(Material for this exercise)

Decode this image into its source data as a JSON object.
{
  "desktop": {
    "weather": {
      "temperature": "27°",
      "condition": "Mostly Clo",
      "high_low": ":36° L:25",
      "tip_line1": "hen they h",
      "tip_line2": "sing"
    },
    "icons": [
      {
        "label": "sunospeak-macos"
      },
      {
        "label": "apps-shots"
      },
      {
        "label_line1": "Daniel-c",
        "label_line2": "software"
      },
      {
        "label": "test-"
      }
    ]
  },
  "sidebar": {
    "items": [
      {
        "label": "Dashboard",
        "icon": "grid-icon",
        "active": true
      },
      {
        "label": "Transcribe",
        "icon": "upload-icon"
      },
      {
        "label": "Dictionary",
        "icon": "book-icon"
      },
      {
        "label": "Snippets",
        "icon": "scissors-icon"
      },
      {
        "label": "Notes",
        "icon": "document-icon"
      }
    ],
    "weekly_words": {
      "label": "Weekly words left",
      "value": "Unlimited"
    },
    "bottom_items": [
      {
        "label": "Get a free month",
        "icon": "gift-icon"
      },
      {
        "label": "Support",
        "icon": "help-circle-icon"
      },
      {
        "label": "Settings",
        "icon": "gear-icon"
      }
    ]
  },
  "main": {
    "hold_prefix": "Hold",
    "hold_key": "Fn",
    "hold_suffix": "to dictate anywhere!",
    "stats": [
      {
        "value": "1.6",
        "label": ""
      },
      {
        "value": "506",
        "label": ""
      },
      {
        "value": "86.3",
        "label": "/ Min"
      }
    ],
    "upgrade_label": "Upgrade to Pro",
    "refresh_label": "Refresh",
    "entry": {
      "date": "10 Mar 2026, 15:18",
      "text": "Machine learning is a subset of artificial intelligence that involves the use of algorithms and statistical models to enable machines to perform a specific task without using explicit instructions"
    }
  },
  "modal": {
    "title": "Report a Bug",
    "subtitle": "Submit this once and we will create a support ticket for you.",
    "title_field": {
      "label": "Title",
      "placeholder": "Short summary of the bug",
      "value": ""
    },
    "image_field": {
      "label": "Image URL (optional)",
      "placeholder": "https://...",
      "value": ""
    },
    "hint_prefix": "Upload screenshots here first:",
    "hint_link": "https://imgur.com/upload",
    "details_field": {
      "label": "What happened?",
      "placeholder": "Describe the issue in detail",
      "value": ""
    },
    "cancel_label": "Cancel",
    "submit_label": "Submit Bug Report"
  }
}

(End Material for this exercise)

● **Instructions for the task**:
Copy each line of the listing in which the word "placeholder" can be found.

● **Task output**:
      "placeholder": "Short summary of the bug",
      "placeholder": "https://...",
      "placeholder": "Describe the issue in detail",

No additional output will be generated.